    [...]

    Such provisions contribute to a disclosure regime in which security researchers would be liable under the Information Technology Act, 2000 (‘IT Act’), and are penalised for disclosures of genuine security vulnerabilities. Section 43 of the Information Technology Act, 2000 penalizes anyone who gains unauthorized access to a computer resource without permission of the owner, and so fails to draw a distinction between malicious hackers and ethical security researchers. Thus, even when researchers have acted in good faith they may be charged under the IT Act. As we have mentioned earlier, companies have exploited this loophole in the said provision to press charges against cybersecurity researchers who expose data breaches in their companies.

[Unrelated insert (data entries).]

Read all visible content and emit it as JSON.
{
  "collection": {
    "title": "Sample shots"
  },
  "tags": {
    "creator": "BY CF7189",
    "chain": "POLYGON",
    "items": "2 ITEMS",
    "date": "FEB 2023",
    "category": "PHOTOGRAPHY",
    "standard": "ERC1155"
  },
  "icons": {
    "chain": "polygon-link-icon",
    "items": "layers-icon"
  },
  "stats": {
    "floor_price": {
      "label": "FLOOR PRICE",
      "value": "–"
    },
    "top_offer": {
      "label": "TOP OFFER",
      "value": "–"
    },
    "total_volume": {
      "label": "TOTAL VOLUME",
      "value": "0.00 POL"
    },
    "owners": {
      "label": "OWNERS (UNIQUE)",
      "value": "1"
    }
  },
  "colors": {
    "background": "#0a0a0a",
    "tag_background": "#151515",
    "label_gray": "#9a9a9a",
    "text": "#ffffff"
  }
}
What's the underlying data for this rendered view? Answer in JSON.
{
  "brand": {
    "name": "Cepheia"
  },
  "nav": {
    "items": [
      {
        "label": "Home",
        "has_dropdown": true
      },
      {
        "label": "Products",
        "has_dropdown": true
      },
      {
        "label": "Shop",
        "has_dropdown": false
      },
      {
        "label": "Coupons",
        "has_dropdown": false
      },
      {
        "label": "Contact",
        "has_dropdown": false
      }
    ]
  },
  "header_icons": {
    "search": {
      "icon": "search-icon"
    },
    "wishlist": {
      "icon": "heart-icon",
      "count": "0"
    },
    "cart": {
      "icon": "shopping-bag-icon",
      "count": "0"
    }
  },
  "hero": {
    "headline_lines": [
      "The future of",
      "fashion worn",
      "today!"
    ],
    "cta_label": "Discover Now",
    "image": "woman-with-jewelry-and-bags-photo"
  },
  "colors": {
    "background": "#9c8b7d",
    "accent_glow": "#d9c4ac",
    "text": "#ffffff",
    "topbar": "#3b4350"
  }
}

The Personal Data Protection Bill, 2019, currently being considered by a Joint Parliamentary Committee, also fails to protect security researchers and whistleblowers. All of this leads to situations in which researchers are reluctant to report vulnerabilities for fear of being sued.

    Clause 7 of the Policy is also in conflict with the Information Technology (The Indian Computer Emergency Response Team and Manner of Performing Functions and Duties) Rules, 2013 (‘2013 IT Rules’) which adapts a cooperative and collaborative approach. Rule 10 requires CERT-IN to interact with stakeholders including research organisations and security experts for preventing cyber security incidents. Under Rule 11(2), CERT-IN is obligated to collaborate with, among others, organisations and individuals engaged in preventing and protecting against cyber security attacks. Thus, by imposing complete and sole responsibility on cyber security researchers for actions undertaken during the discovery of a vulnerability, the policy is in conflict with the collaborative spirit of the 2013 IT Rules and so is a genuine impediment to effective collaboration.

  • Airline Passenger Mistakes Vintage Camera for a Bomb

    Back in 2007, I called this the “war on the unexpected.” It’s why “see something, say something” doesn’t work. If you put amateurs in the front lines of security, don’t be surprised when you get amateur security. I have lots of examples.

  • How to create an effective security policy: 6 tips

    Are your security policies boring? OK, that’s not entirely fair. Security policies are boring, especially to people outside of IT – in the way that children find their parents’ or teachers’ rules “boring.” There’s a limit to how interesting one can make “best practices for creating strong passwords” sound to the masses.

    The point of such policies is to educate people on organizational rules and the habits of good security hygiene. This is the administrative layer of security controls: all of the rules, standards, guidelines, and training an organization puts in place as part of its overall security program. It’s the human-focused component that rounds out the other two general categories of security controls, according to Terumi Laskowsky, an IT security consultant and cybersecurity instructor at DevelopIntelligence. The other two categories are technical/logical controls (your hardware and software tools) and physical controls (things like building or site access).

    Laskowsky notes that people tend to question the value of administrative controls. That’s partly because it can be difficult to measure or “see” their effectiveness, especially relative to technical or physical controls. But Laskowsky and other security experts generally agree that they are necessary. Security is not a steady-state affair – while our security tooling and processes are becoming more automated, a strong posture still requires human awareness, intelligence, and adaptability.

    “Raising our security awareness through administrative controls allows us to start seeing the patterns of unsafe behavior,” Laskowsky says. “We can then generalize and respond to new threats faster than security companies can come up with software to handle them.”